Dependencies are an integral part of any application, every single time we add a dependency we are incorporating a complete new code base to our application. This code base will deeply impact every aspect of the application, from performance functionality, to security and maintainability. We need to be aware at all times what building blocks we decide to add to our application.
Let’s review some numbers. According to the 2022 Open Source Security and Risk Analysis Report by Synopsys,78% of the code found in the 2,400 commercial codebases, is open-source. 85% of the codebases contained open-source that was more than four years out-of-date and 53% of audited codebases had license conflicts.
In the previous article of this series we learned about the different types of dependencies but that is only half of the story. The other key component to be able to make a more informed decision is how much do we depend – Level of dependency – that we have to any Resource, Module, Package, Library, Framework.
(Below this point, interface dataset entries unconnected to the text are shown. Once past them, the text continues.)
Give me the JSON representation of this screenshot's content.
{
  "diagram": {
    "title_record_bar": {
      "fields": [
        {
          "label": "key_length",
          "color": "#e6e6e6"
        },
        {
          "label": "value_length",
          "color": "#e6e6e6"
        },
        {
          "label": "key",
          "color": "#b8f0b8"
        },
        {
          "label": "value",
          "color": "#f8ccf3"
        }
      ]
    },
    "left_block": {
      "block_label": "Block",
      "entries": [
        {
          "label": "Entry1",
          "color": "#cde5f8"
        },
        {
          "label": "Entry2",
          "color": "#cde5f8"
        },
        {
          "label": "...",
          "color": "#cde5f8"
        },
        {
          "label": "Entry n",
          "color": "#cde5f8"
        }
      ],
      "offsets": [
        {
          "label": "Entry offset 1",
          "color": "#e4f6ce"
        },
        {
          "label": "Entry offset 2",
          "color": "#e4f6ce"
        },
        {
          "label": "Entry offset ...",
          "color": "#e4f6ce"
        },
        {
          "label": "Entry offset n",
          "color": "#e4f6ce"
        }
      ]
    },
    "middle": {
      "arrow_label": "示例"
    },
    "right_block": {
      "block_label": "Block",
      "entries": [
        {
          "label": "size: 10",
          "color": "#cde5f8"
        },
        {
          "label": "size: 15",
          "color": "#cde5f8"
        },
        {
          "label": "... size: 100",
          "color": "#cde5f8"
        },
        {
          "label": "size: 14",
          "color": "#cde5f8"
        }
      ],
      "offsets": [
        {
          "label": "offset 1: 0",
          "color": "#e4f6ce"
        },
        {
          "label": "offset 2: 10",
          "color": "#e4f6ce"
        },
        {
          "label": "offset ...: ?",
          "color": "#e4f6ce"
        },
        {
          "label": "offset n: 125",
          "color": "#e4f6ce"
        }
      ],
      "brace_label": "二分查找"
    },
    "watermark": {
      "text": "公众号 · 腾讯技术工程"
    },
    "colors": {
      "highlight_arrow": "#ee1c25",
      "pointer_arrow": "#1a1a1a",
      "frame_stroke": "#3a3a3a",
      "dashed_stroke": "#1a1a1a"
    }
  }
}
Level of dependency
In order to identify what dependencies are crucial, important, cosmetic, easily exchanged or superfluous to our own projects, we should have a solid requirements specification model, service agreement definitions and robust mapping of dependencies by their role in the application execution. For example a functional dependency entails a Resource, Module, Package, Library, Framework required for an application to function.
Functional dependencies are the result of the tasks and activities required to achieve a specified outcome, the priority of the outcome is in turn defined by the requirement specification model. Operational and non-functional dependencies are components, assets, resources, modules, packages, libraries, or frameworks required to operate, deliver, or deploy an application. This can entail any component that is required to perform operational tasks but is not an integral part of the final application.
The different types of dependencies and our level of dependency on them will help us identify the cadence of update, migration costs or cleanup efforts each dependency requires during its lifetime in our codebase. Each one of these activities requires investment and prioritization of our resources!
What you can do TODAY
To improve the security and quality of your software today, you can scan your binaries and open source dependencies using open source tools like Frogbot. This tool automatically protects your git projects from security vulnerabilities, even before a release is made. Also, to have all this information alongside your development environment there are more free plugins and extensions for several IDEs (VS Code, IntelliJ IDEA, Visual Studio, etc). If you’re building Docker images, you can can your containers to keep vulnerabilities out of your pipeline with the Docker Desktop extension.
Discover more suggested tools, the software supply chain platform, dependencies, and DevOps best practices by joining one of our upcoming workshops.